Let’s not muck a story by unnecessary details and make each word count.
2. Connecting with the audience
While an appealing factor of reality television is watching people who lead a different life, another contributing factor to the addictive viewership is the connection a viewer has with an actor or conflict.
It’s easy for reality television shows to connect with viewers since they market towards a specific group and create content accordingly, but news writers can also connect with their audience.
A journalist covers a massive trial and listens to the hearings, and speaks with the lawyers and attorneys. That information is important, but delve deeper. What about the family of the defendant? How are they feeling? What about the parents and friends of the victim? Readers may connect more with a conversation with the family rather than a lecture from a lawyer.
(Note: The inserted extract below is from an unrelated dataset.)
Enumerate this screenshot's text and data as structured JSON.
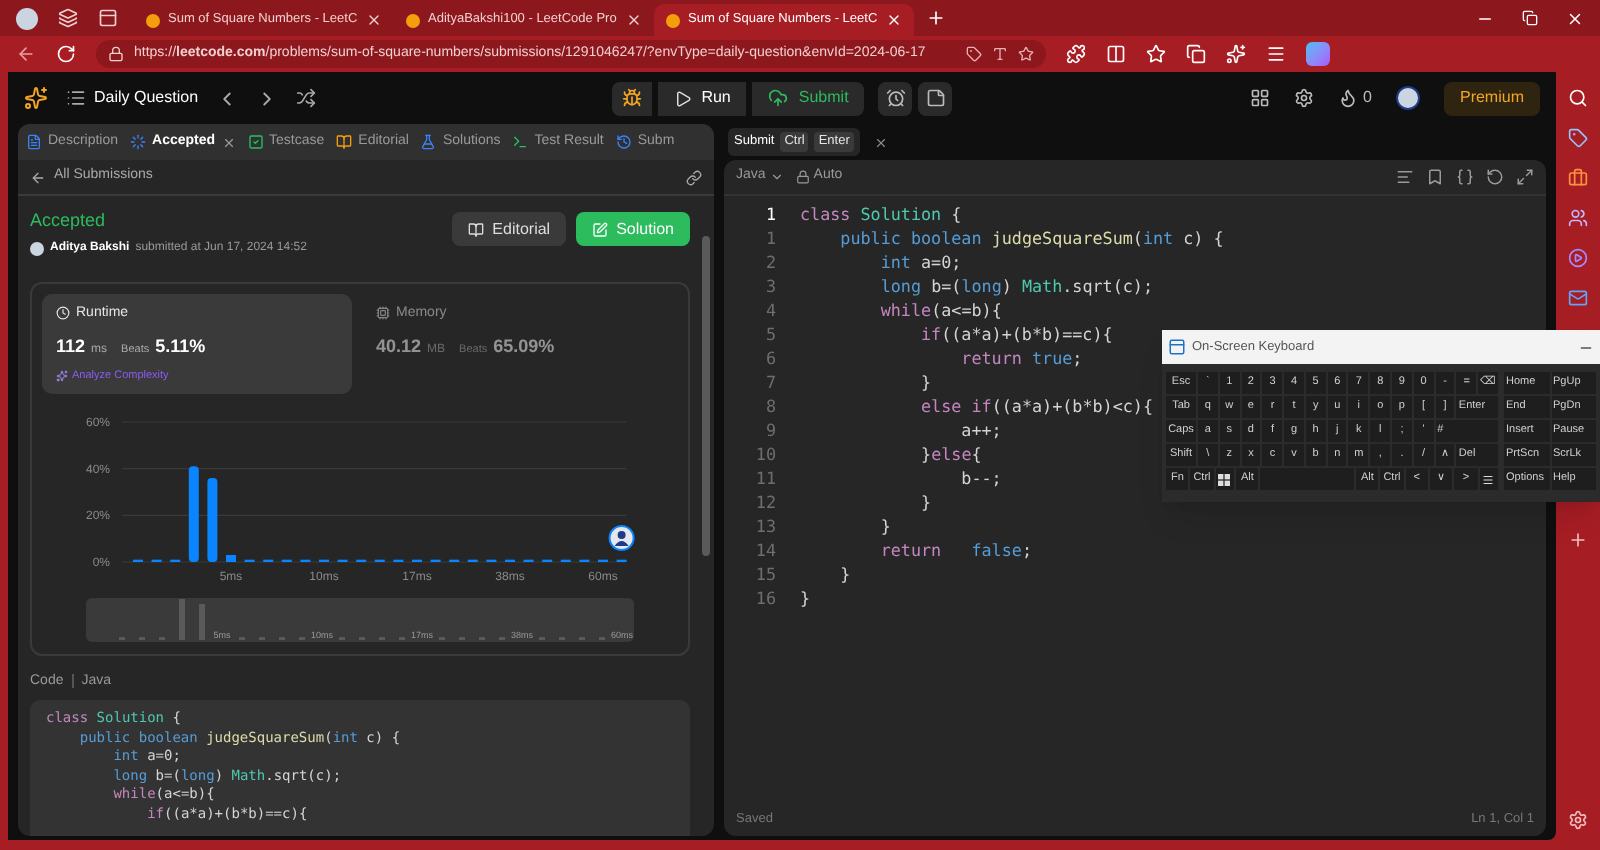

3. Conveying your voice
The actors in reality television shows definitely have a distinct voice. I’m pretty sure most teenage girls could recognize Snooki’s voice without needing to see her face.
Obviously news writers don’t convey their voice in the same sense as they want to remain objective, there is no reason that your writing (or broadcasting) should not have a distinct edge to it.
Think of your favorite news broadcaster or news writer. There’s a reason they’re your favorite and a reason they stand out to you. Whether it’s by the way they form their sentences, or their exquisite attention to miniscule details, every journalist has a voice.
Editors have a more difficult time connecting with viewers than a director for a reality television show does. But while maintaining our moral integrity, there are a few things that journalists can learn from these shows and appeal to more viewers.